Beyond guaranteeing one’s inheritance, the Holy Spirit assures believers of the redemption of those who are God’s possession. Included in this translation are the two important theological concepts of redemption (apolytrōsis) and possession (peripoiēsis). Some commentators (cf. Abbott, p. 24) believe that the context (our inheritance) requires that possession likewise be “our possession.” Thus, believers are redeemed, but await a future time when they will take full possession of their redemption. This view has led to the ambiguous and inadequate translation in the rsv, “which is the guarantee of our inheritance until we acquire possession of it, to the praise of his glory.”
Most commentators—and as a result most English translations, like the niv—think the verse is stressing that God is the agent of redemption and that believers are God’s possession (niv, nasb), “his own” (neb), or “those who are his” (gnb). Although redemption is a present gift, the Holy Spirit assures the believer that ultimately God will redeem completely those who are his; he is a guarantee until the complete freedom (redemption) of God’s own people (cf. 1 Pet. 2:9).

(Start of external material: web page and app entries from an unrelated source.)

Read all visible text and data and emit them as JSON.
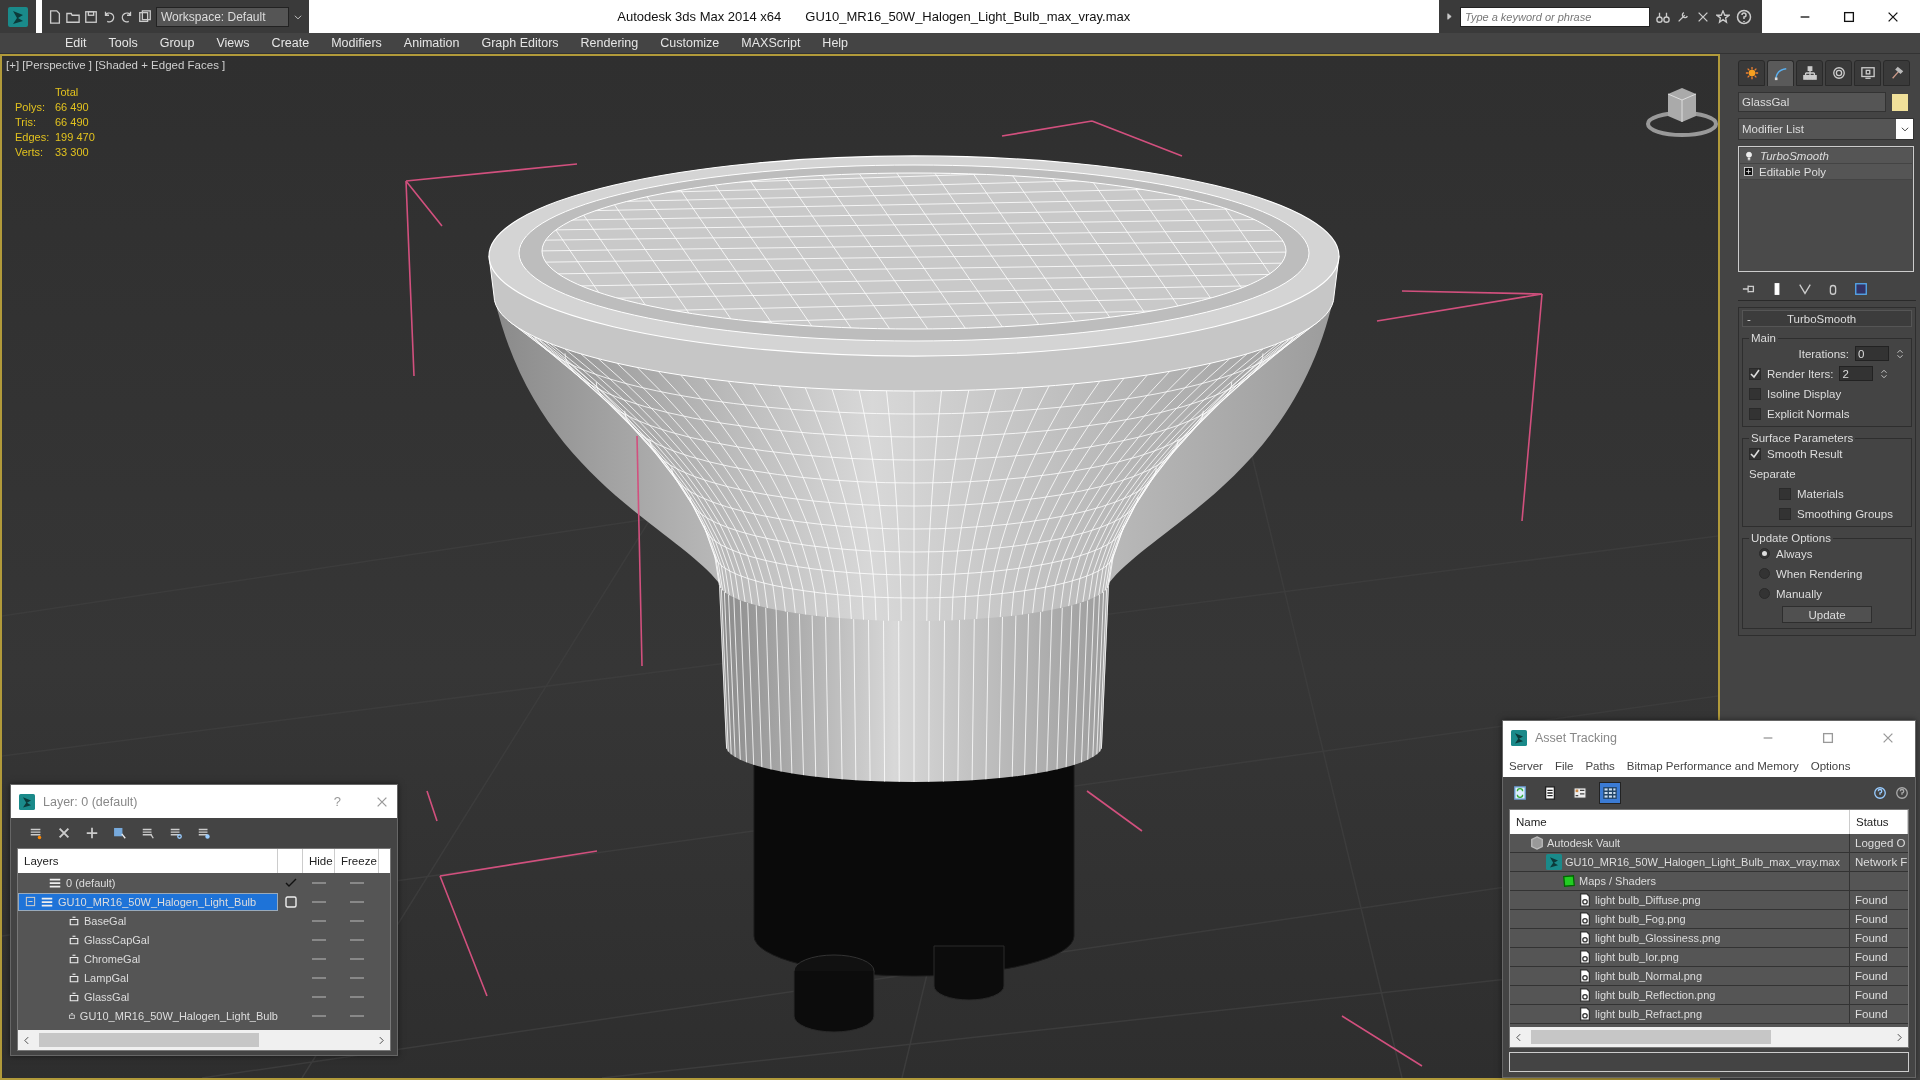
{
  "title_bar": {
    "workspace": "Workspace: Default",
    "app_title": "Autodesk 3ds Max  2014 x64",
    "file_name": "GU10_MR16_50W_Halogen_Light_Bulb_max_vray.max",
    "search": {
      "placeholder": "Type a keyword or phrase"
    }
  },
  "menu": [
    "Edit",
    "Tools",
    "Group",
    "Views",
    "Create",
    "Modifiers",
    "Animation",
    "Graph Editors",
    "Rendering",
    "Customize",
    "MAXScript",
    "Help"
  ],
  "viewport": {
    "label": "[+] [Perspective ] [Shaded + Edged Faces ]",
    "stats_title": "Total",
    "stats": [
      {
        "label": "Polys:",
        "value": "66 490"
      },
      {
        "label": "Tris:",
        "value": "66 490"
      },
      {
        "label": "Edges:",
        "value": "199 470"
      },
      {
        "label": "Verts:",
        "value": "33 300"
      }
    ]
  },
  "command_panel": {
    "tabs": [
      {
        "kind": "create",
        "selected": false
      },
      {
        "kind": "modify",
        "selected": true
      },
      {
        "kind": "hierarchy",
        "selected": false
      },
      {
        "kind": "motion",
        "selected": false
      },
      {
        "kind": "display",
        "selected": false
      },
      {
        "kind": "utilities",
        "selected": false
      }
    ],
    "object_name": "GlassGal",
    "modifier_list": "Modifier List",
    "stack": [
      {
        "kind": "modifier",
        "name": "TurboSmooth"
      },
      {
        "kind": "base",
        "name": "Editable Poly"
      }
    ],
    "rollout": {
      "collapse": "-",
      "title": "TurboSmooth",
      "groups": [
        {
          "title": "Main",
          "controls": [
            {
              "kind": "spinner",
              "label": "Iterations:",
              "value": "0"
            },
            {
              "kind": "check_spinner",
              "label": "Render Iters:",
              "checked": true,
              "value": "2"
            },
            {
              "kind": "checkbox",
              "label": "Isoline Display",
              "checked": false
            },
            {
              "kind": "checkbox",
              "label": "Explicit Normals",
              "checked": false
            }
          ]
        },
        {
          "title": "Surface Parameters",
          "controls": [
            {
              "kind": "checkbox",
              "label": "Smooth Result",
              "checked": true
            },
            {
              "kind": "text",
              "label": "Separate"
            },
            {
              "kind": "subcheckbox",
              "label": "Materials",
              "checked": false
            },
            {
              "kind": "subcheckbox",
              "label": "Smoothing Groups",
              "checked": false
            }
          ]
        },
        {
          "title": "Update Options",
          "controls": [
            {
              "kind": "radio",
              "label": "Always",
              "selected": true
            },
            {
              "kind": "radio",
              "label": "When Rendering",
              "selected": false
            },
            {
              "kind": "radio",
              "label": "Manually",
              "selected": false
            },
            {
              "kind": "button",
              "label": "Update"
            }
          ]
        }
      ]
    }
  },
  "layer_window": {
    "title": "Layer: 0 (default)",
    "help": "?",
    "columns": [
      "Layers",
      "Hide",
      "Freeze"
    ],
    "layers": [
      {
        "name": "0 (default)",
        "current": true,
        "selected": false
      },
      {
        "name": "GU10_MR16_50W_Halogen_Light_Bulb",
        "current": false,
        "selected": true,
        "expanded": true,
        "children": [
          {
            "name": "BaseGal"
          },
          {
            "name": "GlassCapGal"
          },
          {
            "name": "ChromeGal"
          },
          {
            "name": "LampGal"
          },
          {
            "name": "GlassGal"
          },
          {
            "name": "GU10_MR16_50W_Halogen_Light_Bulb"
          }
        ]
      }
    ]
  },
  "asset_window": {
    "title": "Asset Tracking",
    "menu": [
      "Server",
      "File",
      "Paths",
      "Bitmap Performance and Memory",
      "Options"
    ],
    "toolbar": [
      {
        "kind": "refresh",
        "selected": false
      },
      {
        "kind": "list",
        "selected": false
      },
      {
        "kind": "thumbnails",
        "selected": false
      },
      {
        "kind": "table",
        "selected": true
      }
    ],
    "columns": [
      "Name",
      "Status"
    ],
    "rows": [
      {
        "kind": "vault",
        "name": "Autodesk Vault",
        "status": "Logged O",
        "children": [
          {
            "kind": "scene",
            "name": "GU10_MR16_50W_Halogen_Light_Bulb_max_vray.max",
            "status": "Network F",
            "children": [
              {
                "kind": "folder",
                "name": "Maps / Shaders",
                "children": [
                  {
                    "kind": "bitmap",
                    "name": "light bulb_Diffuse.png",
                    "status": "Found"
                  },
                  {
                    "kind": "bitmap",
                    "name": "light bulb_Fog.png",
                    "status": "Found"
                  },
                  {
                    "kind": "bitmap",
                    "name": "light bulb_Glossiness.png",
                    "status": "Found"
                  },
                  {
                    "kind": "bitmap",
                    "name": "light bulb_Ior.png",
                    "status": "Found"
                  },
                  {
                    "kind": "bitmap",
                    "name": "light bulb_Normal.png",
                    "status": "Found"
                  },
                  {
                    "kind": "bitmap",
                    "name": "light bulb_Reflection.png",
                    "status": "Found"
                  },
                  {
                    "kind": "bitmap",
                    "name": "light bulb_Refract.png",
                    "status": "Found"
                  }
                ]
              }
            ]
          }
        ]
      }
    ]
  }
}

These thoughts recall the “already” and the “not yet” aspect of the Christian life. Believers have been given the Holy Spirit, enjoy new life in Christ, have been redeemed, but still await the fulfillment of these blessings at the second Advent. The sealing of the Holy Spirit has an eschatological function that points toward the final day, when their bodies will completely be freed (redeemed) from all the effects of sin. Ephesians 4:30 expands this concept more fully when it refers to “the Holy Spirit of God, with whom you were sealed for the day of redemption.” A similar thought concerning redemption is expressed in Romans 8:23, where Paul discusses the future glory of God’s people and God’s creation: “We ourselves, who have the firstfruits of the Spirit, groan inwardly as we wait eagerly for our adoption as sons, the redemption of our bodies.”
This great hymn of praise (vv. 3–14) ends with a note that has been sounded several times before with respect to God’s elective purpose for humanity. Hence, election and sonship are to the praise of his glorious grace (v. 6); redemption, and all of its benefits (vv. 7–11), are to culminate in a life of praise (that we … might be for the praise of his glory—v. 12); finally, the pledge of the Holy Spirit is presented in relation to the unfolding plan of God. This, also, is to the praise of his glory (v. 14).
 MacArthur, J. F., Jr. (1986). Ephesians (pp. 33–36). Chicago: Moody Press.
 Chapell, B. (2009). Ephesians. (R. D. Phillips, P. G. Ryken, & D. M. Doriani, Eds.) (pp. 49–58). Phillipsburg, NJ: P&R Publishing.
 Klein, W. W. (2006). Ephesians. In T. Longman III & D. E. Garland (Eds.), The Expositor’s Bible Commentary: Ephesians–Philemon (Revised Edition) (Vol. 12, pp. 54–55). Grand Rapids, MI: Zondervan.
 Strassner, K. (2014). Opening up Ephesians (pp. 29–35). Leominster: Day One.
 Patzia, A. G. (2011). Ephesians, Colossians, Philemon (pp. 157–161). Grand Rapids, MI: Baker Books.